Go through the records below and report each line with "title" in it.

[[ RECORD EXTRACTS, beginning ]]

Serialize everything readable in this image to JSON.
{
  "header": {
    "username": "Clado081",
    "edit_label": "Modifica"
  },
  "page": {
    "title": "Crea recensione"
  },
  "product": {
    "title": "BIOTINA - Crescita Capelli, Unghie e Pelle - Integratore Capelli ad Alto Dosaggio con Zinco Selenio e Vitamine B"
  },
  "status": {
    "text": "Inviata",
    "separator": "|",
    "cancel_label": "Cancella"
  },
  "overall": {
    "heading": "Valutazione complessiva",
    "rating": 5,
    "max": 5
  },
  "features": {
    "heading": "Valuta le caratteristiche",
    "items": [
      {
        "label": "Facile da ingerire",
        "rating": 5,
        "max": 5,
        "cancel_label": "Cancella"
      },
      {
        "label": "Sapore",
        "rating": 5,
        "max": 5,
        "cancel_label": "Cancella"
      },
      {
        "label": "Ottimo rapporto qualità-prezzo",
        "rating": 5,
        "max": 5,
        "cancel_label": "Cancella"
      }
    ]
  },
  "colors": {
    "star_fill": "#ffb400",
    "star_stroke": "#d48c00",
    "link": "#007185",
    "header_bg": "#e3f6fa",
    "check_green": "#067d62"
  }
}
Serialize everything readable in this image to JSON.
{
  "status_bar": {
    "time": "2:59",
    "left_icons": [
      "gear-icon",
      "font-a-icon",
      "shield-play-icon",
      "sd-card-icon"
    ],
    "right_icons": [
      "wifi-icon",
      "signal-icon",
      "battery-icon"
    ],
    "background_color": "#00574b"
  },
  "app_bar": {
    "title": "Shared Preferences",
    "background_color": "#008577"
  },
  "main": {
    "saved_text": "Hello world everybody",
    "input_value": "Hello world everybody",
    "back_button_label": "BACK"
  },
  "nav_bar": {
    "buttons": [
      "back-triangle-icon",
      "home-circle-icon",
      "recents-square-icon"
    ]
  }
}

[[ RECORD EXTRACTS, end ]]

_ANSWER BOX_:
    "title": "Crea recensione"
    "title": "BIOTINA - Crescita Capelli, Unghie e Pelle - Integratore Capelli ad Alto Dosaggio con Zinco Selenio e Vitamine B"
    "title": "Shared Preferences",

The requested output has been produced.